“We are currently half way through a project comparing software solutions, ” said Janine Schmidt, Corporate Services Librarian at the University of Queensland.
“Up until now many academics have only been able to detect plagiarism by noticing style changes within the essay,” said Mrs Schmidt.
The university is currently comparing checking computer programs and search engines to determine the best validating system, said Mrs Schmidt.
The Australian newspaper recently reported that six Victorian universities had discovered more than 8% of student’s essays contained text taken from web sites. The universities had used the Turnitin.com detection system.
Mrs Schmidt said that one of the problems with using a software solution is that it requires that the essay be available in digital form.
Mike Lean, Copyright Officer of the QUT, said the QUT does not currently scan student’s essays electronically.
Mr Lean said electronic scanning is an option for the problem of plagiarism
although the University is also looking at other options, especially at
Mr Lean said that the QUT is also concerned about legal aspects of using electronic scanning systems, particularly at copyright issues.
“We have a concern with using the Turnitin system because the student’s essay is copied back into the Turnitin database whilst the intellectual property of the essay still belongs to the individual student”.
The QUT also realises that there is a wider aspect to plagiarism, he said.
“For instance other cultures have a different view of plagiarism. In those cultures it is a mark of respect to copy the work of others without attribution. As well students also have the pressure of assignments. Plagiarism is not always done with the worst of motives,” he said.
The original story in The Australian was called “Plagiarism tracked at 8 per cent” and it appeared Wednesday 11/9/02 in the Higher Education supplement. I tried to update this story with a local angle. I consider it is mainly an education story though it could also be a science (ie InfoTech) story.
Enquiries at the QUT referred me to Mike Lean, the Copyright Officer on 38644024. Enquiries at the UQ referred me to the Corporate Services librarian, Janine Schmidt on 33652571. I tried to get some info from Bond University but they never got back to me.
The general direction of electronic scanning will probably be some model that allows for random electronic scanning of student’s assignments.
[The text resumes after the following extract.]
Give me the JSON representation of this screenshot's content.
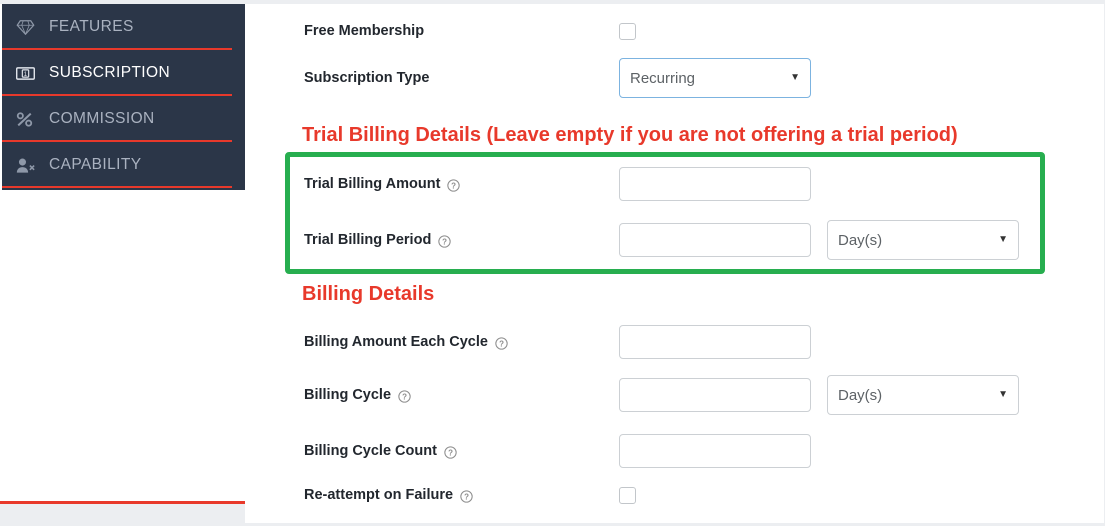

However the issue of copyright remains to be resolved particularly if universities use Turnitin.com. If they use this company a student could possibly sue the university for unauthorised use of copyright as the company keeps a copy of the material submitted. Other software/systems however don’t require any such breach of copyright.
I also downloaded and played around with some of the software. I cut and pasted a story together and set a program called Eve (considered one of the best) to find out if I plagiarised it…it only found 50% of the stolen material. Turnitin.com is supposedly the best and easiest to use system, though it seems to have a 24 hour turnaround assessment time.